The website looks like it follows a 4 column structure grid, but this structure gets muddled towards the end of the website when it is divided into 3 even columns. The 4 column structure could not encapsulate the smaller divisions within each column (such as the most right column pictures), so I tried to find a grid structure that took these into account. However, I was not able to find a correct fit as 12 columns, 16 columns, and 24 columns were not a perfect fit. I did find that 96 columns fit all the elements, but there is very little chance that this was actually used.
Eventually, Yoshi, our TA, told me that in the web format some of the smaller elements don’t necessarily follow a grid structure. With this new information, I was able to confidently say that the website follows a 12 column grid.
Because the website is adaptive to different devices, the column structure changes for increased readability.
Laptop or desktop features 3–4 columns, tablet displays 2 columns, and phone features 1 column.
—September 5, 2021—
Our presentation followed the narrative that the Atlantic aligned all its design choices to suit 4 adjectives which were current, credible, refined, and progressive. These adjectives were later on changed to be:
Relevant— Credible — Elegant
So, we centered our presentation around showing how the Atlantic utilized design choices to emanate these adjectives.
The main points from this feedback session was:
- Condense — consider what’s important and what’s not. Eliminate the unimportant.
- Clarify what it is you’re talking about. Tie things to the thesis more clearly.
- What do we actually need to know to understand the Atlantic? What do we actually need to know to understand how the Atlantic embodies the adjectives we selected?

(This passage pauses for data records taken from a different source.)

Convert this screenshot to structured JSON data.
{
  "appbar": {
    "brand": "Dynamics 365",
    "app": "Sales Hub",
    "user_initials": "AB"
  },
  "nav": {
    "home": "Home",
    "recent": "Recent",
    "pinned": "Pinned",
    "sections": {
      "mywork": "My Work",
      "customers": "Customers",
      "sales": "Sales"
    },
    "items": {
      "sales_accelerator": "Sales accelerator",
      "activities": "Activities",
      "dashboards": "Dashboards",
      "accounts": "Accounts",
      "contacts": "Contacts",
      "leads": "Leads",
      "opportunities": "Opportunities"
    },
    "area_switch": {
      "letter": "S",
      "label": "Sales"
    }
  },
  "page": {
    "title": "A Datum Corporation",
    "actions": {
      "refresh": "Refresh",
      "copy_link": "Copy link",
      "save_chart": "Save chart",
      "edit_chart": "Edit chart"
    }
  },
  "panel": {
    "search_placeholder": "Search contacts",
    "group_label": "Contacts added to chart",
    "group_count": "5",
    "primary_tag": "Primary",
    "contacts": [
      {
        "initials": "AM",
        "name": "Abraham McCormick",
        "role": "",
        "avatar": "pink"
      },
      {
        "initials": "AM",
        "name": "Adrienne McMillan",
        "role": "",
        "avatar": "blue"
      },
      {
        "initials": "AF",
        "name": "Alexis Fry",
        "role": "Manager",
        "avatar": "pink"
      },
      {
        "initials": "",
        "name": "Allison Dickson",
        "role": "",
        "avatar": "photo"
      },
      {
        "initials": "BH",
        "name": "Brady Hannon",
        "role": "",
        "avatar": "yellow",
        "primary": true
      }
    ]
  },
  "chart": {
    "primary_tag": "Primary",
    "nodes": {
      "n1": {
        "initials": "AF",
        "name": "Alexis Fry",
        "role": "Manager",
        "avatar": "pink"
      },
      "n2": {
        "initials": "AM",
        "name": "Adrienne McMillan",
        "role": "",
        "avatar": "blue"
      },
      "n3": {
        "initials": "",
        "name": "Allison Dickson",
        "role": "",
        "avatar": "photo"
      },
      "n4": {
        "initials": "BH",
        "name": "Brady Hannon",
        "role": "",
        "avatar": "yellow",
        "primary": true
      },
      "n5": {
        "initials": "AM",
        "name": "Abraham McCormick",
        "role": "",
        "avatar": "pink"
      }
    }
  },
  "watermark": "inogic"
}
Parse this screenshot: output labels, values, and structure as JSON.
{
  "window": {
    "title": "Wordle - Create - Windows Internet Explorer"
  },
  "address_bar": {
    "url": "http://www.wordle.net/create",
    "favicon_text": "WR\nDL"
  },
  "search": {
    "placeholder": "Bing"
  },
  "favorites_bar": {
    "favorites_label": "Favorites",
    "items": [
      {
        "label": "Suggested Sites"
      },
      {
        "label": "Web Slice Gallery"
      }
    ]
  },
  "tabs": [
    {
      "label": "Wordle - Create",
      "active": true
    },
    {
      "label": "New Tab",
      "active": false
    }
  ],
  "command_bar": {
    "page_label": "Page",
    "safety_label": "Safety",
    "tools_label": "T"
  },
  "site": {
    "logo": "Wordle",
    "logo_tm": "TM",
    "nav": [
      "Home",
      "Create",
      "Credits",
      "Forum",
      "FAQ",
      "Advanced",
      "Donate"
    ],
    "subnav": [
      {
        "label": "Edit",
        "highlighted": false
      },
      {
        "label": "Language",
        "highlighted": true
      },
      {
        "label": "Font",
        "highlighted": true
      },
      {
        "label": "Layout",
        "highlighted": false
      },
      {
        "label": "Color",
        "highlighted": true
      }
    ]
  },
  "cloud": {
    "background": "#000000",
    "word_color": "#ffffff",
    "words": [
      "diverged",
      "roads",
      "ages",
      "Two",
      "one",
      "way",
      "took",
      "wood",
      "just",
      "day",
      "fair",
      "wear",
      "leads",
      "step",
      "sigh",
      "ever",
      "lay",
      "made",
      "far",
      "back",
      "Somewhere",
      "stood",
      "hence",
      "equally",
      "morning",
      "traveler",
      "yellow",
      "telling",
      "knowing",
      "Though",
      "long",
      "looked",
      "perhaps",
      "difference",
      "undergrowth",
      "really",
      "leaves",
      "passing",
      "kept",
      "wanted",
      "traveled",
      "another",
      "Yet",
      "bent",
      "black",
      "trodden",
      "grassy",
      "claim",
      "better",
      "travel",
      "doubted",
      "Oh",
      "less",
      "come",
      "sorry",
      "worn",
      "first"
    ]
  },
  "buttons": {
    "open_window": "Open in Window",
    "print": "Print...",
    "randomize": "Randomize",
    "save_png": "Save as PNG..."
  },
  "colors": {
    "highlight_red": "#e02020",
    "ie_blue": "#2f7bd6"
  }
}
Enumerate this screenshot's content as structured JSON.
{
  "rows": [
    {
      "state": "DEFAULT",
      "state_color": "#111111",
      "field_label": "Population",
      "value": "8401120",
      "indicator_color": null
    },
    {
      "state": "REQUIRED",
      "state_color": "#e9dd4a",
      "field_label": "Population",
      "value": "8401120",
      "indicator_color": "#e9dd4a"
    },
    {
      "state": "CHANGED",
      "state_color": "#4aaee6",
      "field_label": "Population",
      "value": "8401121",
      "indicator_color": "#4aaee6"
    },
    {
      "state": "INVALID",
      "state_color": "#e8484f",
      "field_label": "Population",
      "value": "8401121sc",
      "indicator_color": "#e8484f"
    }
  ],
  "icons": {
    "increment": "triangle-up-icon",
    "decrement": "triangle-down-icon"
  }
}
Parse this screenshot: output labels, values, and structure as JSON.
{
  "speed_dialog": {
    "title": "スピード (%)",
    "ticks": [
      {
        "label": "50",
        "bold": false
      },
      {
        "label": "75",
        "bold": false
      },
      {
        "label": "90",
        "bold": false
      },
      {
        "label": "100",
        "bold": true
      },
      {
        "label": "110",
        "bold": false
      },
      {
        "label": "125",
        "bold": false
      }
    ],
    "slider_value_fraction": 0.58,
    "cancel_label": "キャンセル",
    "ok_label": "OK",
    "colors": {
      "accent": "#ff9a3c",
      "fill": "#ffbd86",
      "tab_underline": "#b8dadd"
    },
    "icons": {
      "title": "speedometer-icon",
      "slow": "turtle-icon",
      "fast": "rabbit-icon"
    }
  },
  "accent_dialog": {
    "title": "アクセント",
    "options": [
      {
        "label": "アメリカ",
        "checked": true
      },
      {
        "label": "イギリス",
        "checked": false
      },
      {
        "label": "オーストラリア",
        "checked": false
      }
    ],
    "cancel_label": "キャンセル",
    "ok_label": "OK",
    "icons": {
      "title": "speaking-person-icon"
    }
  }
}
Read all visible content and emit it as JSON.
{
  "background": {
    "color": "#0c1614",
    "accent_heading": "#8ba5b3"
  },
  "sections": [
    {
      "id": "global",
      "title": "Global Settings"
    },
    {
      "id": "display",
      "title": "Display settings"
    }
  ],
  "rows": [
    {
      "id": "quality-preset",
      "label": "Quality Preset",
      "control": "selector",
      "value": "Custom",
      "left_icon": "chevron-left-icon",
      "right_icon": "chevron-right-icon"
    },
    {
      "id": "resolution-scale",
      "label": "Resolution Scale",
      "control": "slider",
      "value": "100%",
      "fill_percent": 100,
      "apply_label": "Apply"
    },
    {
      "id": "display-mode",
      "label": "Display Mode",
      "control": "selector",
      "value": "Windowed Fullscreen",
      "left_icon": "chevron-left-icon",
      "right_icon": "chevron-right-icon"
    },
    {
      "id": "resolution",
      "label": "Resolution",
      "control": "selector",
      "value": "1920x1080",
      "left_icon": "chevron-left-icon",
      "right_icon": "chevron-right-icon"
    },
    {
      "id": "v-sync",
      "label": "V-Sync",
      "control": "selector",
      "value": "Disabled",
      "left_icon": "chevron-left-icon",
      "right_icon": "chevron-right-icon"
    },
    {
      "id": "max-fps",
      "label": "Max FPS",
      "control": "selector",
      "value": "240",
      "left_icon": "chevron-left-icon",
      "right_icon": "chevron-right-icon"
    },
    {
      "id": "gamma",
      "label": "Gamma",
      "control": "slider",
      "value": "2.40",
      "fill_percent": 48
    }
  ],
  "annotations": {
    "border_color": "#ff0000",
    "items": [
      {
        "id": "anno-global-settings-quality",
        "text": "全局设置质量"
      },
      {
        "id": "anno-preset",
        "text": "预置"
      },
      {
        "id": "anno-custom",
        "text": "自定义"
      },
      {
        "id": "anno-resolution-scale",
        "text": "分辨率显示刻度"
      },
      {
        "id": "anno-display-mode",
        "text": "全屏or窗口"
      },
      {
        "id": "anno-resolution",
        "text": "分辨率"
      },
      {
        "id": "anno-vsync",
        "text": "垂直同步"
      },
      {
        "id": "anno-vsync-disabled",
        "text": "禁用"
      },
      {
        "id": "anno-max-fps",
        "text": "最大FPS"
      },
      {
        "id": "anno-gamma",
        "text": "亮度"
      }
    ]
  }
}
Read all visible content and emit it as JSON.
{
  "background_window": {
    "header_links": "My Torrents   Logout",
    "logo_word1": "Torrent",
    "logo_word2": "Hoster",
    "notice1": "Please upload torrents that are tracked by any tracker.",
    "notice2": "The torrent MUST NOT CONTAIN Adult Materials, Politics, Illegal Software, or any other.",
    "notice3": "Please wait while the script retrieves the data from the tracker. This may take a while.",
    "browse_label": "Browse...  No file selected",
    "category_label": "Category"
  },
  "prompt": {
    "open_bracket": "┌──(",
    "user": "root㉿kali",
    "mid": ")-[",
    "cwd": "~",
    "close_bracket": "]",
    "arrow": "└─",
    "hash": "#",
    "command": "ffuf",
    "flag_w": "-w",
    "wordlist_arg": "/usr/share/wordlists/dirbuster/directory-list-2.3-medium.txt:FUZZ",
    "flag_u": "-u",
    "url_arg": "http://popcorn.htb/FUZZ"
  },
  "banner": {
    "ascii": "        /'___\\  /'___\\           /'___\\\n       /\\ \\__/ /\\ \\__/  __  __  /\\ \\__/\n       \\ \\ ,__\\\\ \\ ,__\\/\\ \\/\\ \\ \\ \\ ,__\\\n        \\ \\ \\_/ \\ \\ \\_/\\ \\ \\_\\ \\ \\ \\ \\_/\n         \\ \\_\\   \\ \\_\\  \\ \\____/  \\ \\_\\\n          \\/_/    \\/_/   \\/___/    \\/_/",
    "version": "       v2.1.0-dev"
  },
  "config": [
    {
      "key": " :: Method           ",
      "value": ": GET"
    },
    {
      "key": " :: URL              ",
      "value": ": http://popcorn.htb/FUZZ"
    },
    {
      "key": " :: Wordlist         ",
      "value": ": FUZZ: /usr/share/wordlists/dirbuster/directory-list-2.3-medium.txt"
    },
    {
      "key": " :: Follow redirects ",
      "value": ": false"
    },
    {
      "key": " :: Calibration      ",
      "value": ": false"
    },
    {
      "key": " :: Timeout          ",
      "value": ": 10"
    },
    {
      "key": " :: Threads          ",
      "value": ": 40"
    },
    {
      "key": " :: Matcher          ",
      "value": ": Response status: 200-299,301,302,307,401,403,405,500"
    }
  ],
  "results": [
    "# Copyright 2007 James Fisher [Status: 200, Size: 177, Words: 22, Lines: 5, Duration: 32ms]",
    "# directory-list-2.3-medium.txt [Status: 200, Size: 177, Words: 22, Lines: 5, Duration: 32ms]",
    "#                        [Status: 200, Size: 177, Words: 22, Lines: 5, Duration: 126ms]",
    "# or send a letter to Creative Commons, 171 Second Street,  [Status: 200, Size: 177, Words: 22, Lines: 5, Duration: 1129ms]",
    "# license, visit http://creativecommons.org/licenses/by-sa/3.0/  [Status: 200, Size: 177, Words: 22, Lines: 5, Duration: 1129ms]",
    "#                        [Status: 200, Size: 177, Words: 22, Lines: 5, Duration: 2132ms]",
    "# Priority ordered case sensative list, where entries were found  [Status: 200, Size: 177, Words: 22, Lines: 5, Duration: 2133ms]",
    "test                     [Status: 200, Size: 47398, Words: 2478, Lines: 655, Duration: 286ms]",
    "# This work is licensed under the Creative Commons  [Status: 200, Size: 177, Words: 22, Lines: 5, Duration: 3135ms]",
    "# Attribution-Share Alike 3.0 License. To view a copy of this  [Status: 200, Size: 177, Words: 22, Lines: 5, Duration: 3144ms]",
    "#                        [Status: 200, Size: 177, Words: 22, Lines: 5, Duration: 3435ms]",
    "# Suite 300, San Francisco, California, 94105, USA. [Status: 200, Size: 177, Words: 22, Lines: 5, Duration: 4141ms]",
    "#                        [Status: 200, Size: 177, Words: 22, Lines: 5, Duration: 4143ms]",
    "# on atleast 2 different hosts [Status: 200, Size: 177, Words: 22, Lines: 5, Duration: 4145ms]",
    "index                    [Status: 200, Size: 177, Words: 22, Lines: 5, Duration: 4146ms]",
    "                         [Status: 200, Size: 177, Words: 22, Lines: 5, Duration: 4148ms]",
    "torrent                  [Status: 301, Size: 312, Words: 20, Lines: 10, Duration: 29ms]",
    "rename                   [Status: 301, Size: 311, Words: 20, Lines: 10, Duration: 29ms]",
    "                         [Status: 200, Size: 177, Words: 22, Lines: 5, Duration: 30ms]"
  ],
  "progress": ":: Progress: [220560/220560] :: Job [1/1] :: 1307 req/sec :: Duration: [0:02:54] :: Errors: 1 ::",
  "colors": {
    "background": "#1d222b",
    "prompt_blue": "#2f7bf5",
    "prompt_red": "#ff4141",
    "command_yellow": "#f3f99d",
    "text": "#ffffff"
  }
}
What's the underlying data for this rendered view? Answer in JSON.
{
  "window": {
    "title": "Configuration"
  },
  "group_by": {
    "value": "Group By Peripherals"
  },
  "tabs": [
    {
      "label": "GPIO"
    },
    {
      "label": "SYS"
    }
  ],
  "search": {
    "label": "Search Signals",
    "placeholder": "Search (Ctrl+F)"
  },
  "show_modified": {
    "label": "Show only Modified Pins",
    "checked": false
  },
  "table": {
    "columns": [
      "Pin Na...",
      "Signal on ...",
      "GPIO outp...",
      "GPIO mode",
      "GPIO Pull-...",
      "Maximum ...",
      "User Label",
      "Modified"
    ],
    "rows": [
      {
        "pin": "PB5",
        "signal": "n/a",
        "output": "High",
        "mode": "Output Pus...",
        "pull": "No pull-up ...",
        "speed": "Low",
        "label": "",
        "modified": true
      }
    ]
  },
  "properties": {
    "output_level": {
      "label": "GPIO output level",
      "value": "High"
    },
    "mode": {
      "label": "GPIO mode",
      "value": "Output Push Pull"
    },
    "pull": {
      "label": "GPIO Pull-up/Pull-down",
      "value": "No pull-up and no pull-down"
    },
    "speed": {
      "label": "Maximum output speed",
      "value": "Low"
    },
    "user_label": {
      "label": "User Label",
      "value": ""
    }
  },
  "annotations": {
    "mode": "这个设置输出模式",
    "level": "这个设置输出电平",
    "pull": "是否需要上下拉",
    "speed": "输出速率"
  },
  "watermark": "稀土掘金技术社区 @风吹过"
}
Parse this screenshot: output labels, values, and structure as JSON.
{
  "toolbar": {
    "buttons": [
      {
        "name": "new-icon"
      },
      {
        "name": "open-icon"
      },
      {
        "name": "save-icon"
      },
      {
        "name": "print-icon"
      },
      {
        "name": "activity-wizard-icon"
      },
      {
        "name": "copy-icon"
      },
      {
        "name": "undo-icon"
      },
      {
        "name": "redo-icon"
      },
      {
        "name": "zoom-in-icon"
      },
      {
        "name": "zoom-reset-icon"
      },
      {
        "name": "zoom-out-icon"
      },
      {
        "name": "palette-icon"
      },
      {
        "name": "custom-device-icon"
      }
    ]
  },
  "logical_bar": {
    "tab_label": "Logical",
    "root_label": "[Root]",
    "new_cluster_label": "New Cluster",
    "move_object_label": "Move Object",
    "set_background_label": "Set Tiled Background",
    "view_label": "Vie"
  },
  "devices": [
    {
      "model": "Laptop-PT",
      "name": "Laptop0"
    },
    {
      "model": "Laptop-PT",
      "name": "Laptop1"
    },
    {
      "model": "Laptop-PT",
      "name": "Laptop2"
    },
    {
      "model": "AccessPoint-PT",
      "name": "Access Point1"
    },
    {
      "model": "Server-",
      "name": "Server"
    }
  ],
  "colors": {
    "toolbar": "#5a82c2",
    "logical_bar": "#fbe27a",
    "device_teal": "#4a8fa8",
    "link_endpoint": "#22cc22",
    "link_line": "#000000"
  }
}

- Slow down the delivery of content
- Raise energy of the body of the presentation
- Show, don’t tell — use more splash pages, full-page graphics. We need more of a macro view for context. Eliminate graphs/numbers and replace them with pages that encapsulate the data in question.
- Clarify visuals — reduce visual noise in backgrounds of slides
The elements that we worked on were shortening our presentation by cutting out some unnecessary content. To achieve this, we restructured the evidence of the presentation to three major points: content/pacing, typography, and grid system. Now, we had a guideline to work with when deciding whether information was important enough to include in the presentation or not.
I also worked on clarifying the visuals of the presentation by creating more visual cues on the slides that matched my narration.
—Changes to the presentation—
- Removed demographics slides—not necessary to present this information with 2 slides of visuals
- Altered ratio content display to show the actual magazine and website instead of just colored boxes—let the viewer see the evidence before displaying the conclusion
- Removed font colors and magazine cover colors—not really adding anything to the narrative
- Changed graphics slide to show a larger image—easier to see graphic and can see it in the context
- And a BUNCH of other stuff
—September 9, 2021—
We made a lot of changes based on the feedback and was able to get the timing down to 8 min!
Designing magazines is much more structured than I ever thought, and I have newfound respect for magazine designers. There were so many small details like font connotations, color of photos, and decorative elements that all conformed to the identity of the Atlantic. Analyzing the design choices of the Atlantic in relation to the target audience allowed me to critically think about the effect of certain design decisions on viewers, which I hope will carry with me for future projects.